**INSTRUCTIONS FOR THE TASK**
Every line below that has "brand" in it should be copied.

**WORKING DATA**
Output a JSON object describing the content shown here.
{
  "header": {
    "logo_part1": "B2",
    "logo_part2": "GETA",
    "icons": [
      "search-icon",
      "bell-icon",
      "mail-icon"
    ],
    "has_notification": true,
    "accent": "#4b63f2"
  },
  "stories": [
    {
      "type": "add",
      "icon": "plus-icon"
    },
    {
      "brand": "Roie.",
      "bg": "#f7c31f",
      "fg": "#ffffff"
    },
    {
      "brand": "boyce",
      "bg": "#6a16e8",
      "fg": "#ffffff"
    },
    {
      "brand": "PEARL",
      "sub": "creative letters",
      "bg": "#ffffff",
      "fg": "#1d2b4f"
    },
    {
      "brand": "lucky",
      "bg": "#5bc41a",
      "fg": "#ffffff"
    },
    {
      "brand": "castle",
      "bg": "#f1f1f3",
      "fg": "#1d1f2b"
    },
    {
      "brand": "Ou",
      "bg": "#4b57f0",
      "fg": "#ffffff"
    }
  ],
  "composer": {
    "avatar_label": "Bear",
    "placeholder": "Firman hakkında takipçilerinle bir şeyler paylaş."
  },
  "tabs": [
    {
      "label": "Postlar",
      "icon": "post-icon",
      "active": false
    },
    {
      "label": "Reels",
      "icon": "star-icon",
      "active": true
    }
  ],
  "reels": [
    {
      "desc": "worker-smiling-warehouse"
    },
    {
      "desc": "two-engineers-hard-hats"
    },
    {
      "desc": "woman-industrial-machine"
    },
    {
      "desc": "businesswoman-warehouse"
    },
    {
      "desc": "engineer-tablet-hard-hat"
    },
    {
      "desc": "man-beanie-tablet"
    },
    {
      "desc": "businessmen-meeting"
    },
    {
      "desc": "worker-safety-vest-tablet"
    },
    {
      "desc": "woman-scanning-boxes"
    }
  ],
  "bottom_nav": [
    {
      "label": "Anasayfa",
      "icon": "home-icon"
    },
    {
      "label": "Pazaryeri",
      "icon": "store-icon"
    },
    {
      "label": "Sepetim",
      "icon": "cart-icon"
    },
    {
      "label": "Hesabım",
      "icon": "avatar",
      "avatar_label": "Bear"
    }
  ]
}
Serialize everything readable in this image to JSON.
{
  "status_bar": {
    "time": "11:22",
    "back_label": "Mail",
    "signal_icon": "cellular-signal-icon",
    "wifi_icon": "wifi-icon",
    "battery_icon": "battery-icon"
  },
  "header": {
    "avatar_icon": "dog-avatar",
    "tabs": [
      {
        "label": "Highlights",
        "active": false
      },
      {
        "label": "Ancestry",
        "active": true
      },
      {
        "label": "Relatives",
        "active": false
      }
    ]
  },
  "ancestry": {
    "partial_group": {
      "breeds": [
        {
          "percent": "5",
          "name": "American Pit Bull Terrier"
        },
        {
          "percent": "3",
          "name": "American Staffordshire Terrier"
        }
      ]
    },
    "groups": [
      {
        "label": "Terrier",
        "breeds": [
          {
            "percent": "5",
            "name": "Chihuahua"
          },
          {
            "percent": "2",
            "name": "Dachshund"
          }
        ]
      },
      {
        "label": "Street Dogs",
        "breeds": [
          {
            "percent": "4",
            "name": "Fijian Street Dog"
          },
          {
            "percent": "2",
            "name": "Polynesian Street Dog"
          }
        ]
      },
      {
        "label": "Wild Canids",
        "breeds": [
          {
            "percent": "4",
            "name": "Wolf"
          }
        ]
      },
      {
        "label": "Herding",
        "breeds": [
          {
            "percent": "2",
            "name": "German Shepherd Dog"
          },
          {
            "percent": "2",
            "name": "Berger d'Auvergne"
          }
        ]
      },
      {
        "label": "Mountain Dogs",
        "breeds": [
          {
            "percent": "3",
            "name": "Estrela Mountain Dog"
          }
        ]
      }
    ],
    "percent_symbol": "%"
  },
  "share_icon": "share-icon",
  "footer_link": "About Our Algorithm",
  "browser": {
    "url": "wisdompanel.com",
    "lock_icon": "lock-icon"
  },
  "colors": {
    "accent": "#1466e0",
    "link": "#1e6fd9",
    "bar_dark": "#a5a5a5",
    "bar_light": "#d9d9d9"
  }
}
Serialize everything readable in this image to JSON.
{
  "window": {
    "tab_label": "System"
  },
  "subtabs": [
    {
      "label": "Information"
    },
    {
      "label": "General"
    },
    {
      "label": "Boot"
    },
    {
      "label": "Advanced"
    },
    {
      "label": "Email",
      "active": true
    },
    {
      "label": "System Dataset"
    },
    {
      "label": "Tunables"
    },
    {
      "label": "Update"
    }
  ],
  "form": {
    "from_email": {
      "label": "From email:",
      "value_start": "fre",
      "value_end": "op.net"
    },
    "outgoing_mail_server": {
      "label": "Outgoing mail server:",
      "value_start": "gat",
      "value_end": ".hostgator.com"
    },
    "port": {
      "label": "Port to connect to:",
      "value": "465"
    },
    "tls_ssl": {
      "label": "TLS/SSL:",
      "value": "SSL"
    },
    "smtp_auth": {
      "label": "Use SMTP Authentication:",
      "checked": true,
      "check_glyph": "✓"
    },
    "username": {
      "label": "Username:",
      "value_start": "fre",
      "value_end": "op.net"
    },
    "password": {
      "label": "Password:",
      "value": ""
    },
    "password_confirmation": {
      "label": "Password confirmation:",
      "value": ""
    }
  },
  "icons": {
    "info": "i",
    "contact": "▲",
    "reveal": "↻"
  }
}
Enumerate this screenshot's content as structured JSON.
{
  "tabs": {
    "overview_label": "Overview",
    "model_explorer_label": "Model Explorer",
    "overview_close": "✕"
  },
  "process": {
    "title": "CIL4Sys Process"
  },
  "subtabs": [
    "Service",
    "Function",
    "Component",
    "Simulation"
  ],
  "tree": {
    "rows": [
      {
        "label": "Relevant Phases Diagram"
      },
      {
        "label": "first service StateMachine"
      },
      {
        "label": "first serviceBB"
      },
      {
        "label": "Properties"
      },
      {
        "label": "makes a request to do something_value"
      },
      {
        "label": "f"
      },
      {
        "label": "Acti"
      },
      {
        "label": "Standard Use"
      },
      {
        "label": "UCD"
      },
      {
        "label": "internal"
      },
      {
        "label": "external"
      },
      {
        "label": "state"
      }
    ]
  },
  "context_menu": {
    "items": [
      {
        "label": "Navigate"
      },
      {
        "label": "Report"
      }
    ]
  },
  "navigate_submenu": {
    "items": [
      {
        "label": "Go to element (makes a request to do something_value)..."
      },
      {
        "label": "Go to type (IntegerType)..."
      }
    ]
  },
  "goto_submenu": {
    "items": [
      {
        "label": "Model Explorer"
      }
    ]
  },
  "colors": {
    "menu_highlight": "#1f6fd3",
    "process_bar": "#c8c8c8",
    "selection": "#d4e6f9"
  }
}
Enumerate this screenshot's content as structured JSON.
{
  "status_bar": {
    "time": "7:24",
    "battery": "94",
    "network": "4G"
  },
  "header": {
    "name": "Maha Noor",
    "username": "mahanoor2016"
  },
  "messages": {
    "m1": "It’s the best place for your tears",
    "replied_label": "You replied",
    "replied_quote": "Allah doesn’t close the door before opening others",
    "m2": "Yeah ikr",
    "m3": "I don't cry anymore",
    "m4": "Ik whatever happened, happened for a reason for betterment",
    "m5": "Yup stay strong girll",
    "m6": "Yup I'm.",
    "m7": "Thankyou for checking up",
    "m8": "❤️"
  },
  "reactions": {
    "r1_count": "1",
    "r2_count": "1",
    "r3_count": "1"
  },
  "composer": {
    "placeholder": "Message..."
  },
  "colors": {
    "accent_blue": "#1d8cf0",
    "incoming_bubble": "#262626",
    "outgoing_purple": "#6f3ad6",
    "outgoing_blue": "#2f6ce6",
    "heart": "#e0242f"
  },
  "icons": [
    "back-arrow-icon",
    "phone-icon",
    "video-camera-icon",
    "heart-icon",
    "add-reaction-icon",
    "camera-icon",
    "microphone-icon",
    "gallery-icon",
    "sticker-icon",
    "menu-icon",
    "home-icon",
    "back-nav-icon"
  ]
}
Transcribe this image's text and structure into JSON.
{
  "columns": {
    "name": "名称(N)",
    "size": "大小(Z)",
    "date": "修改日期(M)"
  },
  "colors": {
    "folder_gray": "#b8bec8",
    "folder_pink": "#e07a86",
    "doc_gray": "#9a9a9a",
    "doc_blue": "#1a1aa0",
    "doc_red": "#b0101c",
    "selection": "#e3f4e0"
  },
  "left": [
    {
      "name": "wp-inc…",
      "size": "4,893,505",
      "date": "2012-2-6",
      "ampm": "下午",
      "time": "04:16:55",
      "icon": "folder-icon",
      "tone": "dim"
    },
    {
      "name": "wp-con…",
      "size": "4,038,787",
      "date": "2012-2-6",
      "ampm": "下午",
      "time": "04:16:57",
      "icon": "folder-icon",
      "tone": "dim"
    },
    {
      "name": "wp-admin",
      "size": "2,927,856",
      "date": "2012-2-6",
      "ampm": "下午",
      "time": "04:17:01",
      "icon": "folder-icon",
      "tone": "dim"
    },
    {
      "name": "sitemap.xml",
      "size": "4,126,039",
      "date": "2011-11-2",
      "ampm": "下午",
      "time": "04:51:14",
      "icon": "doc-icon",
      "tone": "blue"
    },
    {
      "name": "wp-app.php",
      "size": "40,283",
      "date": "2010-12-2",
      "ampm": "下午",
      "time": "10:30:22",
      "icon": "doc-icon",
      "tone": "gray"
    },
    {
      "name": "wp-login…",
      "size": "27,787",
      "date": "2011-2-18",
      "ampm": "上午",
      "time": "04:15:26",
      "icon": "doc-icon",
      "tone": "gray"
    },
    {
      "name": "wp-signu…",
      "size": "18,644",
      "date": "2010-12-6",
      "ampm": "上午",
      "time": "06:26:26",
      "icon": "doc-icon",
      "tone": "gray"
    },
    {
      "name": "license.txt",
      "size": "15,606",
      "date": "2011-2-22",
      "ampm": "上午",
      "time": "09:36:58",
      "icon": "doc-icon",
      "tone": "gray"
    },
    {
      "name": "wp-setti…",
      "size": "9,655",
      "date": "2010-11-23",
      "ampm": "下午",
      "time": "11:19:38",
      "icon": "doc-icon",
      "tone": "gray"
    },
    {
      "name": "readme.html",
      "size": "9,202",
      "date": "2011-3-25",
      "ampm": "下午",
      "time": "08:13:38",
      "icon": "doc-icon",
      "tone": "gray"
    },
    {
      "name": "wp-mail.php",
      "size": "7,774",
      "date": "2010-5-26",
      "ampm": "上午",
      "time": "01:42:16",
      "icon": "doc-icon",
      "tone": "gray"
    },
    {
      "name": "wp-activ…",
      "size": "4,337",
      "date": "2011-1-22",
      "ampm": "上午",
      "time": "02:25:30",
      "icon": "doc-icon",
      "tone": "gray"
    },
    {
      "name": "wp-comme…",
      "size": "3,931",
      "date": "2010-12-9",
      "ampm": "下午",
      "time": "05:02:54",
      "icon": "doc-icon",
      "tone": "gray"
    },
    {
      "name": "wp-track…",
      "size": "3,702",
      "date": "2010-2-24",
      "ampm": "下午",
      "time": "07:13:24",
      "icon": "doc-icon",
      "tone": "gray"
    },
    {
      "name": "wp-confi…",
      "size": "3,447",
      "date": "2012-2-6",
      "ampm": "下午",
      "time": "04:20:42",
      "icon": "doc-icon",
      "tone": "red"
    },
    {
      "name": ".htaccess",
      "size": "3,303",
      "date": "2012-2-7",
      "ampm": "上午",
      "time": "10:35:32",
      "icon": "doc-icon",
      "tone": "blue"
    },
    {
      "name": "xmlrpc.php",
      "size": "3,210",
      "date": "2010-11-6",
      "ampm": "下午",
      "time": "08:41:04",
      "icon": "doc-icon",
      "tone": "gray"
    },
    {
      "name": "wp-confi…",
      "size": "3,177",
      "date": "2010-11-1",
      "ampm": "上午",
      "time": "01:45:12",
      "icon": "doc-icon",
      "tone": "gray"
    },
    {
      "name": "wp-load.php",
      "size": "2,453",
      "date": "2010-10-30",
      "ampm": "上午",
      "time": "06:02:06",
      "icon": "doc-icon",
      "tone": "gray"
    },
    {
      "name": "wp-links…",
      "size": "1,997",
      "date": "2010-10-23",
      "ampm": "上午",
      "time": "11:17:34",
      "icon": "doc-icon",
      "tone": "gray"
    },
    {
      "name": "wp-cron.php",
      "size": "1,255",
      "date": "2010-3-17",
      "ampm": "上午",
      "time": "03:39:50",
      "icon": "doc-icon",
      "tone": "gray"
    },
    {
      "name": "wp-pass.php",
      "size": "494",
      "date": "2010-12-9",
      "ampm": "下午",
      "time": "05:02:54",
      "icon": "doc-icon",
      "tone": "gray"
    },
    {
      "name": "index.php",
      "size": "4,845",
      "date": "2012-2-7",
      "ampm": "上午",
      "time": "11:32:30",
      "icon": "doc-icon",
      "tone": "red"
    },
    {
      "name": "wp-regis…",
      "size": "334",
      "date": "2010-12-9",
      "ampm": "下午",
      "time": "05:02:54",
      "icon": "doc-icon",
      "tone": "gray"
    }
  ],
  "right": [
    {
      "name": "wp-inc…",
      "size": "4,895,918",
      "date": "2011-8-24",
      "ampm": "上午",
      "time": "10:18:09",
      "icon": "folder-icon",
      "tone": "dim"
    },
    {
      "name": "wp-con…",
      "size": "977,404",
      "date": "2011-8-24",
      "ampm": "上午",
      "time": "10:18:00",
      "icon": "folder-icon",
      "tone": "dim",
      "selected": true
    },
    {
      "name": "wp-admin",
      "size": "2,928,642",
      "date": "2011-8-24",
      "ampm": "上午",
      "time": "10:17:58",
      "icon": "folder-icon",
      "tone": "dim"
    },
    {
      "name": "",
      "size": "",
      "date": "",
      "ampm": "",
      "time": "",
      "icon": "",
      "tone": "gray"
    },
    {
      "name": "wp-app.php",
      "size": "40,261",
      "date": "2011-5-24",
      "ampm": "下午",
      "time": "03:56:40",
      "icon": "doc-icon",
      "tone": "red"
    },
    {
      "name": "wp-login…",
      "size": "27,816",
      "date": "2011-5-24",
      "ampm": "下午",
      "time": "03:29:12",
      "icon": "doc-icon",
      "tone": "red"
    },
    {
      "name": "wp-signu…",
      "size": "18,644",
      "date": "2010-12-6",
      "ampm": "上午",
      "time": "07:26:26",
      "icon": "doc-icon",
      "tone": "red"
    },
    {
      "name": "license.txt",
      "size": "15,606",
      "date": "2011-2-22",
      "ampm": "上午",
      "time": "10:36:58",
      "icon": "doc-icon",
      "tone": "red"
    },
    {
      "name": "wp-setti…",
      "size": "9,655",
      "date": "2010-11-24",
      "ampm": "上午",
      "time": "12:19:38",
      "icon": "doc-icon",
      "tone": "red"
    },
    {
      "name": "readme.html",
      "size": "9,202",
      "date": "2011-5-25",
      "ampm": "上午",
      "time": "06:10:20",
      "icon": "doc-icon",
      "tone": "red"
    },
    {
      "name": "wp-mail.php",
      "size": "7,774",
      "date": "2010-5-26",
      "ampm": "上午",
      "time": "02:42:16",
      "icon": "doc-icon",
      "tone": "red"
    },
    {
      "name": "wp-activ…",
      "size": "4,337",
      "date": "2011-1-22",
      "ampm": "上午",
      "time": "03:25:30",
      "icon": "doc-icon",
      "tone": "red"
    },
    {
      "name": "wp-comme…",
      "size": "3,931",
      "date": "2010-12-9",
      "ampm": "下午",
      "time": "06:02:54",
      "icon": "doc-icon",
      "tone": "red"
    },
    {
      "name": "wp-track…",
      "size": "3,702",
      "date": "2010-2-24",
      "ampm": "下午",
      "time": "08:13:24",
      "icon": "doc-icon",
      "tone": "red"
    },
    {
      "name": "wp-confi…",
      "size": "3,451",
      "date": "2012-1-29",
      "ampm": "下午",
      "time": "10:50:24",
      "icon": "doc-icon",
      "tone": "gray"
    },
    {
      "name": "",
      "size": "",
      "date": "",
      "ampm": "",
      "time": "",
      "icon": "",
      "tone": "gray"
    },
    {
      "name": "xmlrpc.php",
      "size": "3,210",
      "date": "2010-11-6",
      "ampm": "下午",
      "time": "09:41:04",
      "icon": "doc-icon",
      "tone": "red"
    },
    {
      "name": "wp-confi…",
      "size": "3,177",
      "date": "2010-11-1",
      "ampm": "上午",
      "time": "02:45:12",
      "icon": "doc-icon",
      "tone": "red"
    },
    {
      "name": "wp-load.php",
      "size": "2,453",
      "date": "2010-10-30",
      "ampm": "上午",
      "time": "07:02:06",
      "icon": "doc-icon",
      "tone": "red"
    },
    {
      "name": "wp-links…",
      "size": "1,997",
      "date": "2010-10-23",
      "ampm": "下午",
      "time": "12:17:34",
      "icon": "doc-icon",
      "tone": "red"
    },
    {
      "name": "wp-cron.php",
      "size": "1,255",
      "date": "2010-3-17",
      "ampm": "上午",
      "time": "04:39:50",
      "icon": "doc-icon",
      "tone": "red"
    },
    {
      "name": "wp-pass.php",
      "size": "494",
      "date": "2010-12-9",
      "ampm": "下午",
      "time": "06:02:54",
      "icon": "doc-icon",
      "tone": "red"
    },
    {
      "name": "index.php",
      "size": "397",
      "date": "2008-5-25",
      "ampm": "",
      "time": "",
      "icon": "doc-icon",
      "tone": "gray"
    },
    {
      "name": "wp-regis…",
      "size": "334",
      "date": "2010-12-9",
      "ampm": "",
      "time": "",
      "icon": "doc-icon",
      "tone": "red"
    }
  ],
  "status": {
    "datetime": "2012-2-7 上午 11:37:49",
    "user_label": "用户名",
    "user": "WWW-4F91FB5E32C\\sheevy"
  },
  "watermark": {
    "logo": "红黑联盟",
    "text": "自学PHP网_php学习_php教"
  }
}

**WORKED SOLUTION**
      "brand": "Roie.",
      "brand": "boyce",
      "brand": "PEARL",
      "brand": "lucky",
      "brand": "castle",
      "brand": "Ou",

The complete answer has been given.